+++ Dataset excerpts

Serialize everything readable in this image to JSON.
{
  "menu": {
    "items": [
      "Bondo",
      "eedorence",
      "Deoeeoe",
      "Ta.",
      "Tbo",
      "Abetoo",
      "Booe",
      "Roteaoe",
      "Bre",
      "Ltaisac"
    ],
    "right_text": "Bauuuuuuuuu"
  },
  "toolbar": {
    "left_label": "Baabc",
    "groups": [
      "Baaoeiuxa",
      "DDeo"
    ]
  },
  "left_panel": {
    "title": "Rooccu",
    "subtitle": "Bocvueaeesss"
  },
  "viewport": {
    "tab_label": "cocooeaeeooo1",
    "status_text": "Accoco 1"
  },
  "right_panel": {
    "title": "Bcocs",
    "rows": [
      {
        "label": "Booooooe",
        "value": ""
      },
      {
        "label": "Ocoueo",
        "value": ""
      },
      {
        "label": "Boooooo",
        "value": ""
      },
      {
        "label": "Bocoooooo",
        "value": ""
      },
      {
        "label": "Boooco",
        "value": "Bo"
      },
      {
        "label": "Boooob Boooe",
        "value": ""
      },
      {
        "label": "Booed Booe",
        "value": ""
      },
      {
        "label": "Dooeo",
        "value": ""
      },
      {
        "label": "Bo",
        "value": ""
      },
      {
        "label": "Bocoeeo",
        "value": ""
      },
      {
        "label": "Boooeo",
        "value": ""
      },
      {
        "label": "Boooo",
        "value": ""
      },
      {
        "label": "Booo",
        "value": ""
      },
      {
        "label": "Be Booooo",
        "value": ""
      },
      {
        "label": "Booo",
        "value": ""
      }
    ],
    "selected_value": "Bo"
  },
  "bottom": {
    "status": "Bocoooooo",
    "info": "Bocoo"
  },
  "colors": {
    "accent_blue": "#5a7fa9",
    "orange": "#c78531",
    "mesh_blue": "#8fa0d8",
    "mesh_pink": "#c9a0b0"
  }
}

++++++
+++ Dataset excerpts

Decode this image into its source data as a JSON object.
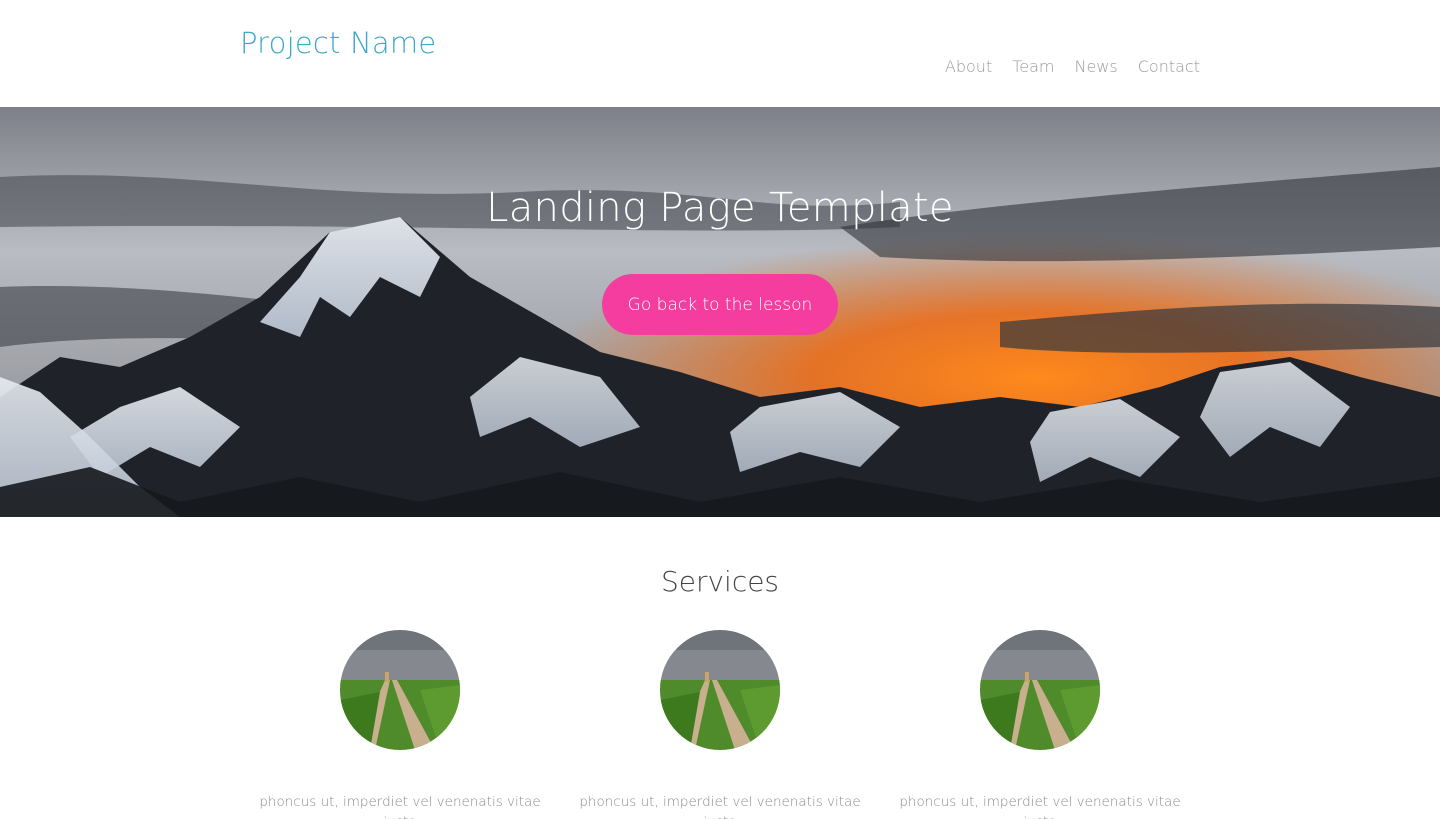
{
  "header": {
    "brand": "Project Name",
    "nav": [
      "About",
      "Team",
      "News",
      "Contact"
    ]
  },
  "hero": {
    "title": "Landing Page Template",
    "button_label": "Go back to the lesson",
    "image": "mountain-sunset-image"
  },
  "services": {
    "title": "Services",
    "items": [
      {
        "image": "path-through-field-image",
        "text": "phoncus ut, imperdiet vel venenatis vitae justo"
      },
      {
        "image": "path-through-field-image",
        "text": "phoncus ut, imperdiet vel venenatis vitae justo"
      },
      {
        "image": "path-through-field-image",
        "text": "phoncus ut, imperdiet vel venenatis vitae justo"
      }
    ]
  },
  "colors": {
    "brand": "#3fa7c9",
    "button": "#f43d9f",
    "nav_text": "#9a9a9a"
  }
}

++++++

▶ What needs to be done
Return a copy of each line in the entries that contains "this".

▶ Task result
Serialize everything readable in this image to JSON.
Decode this image into its source data as a JSON object.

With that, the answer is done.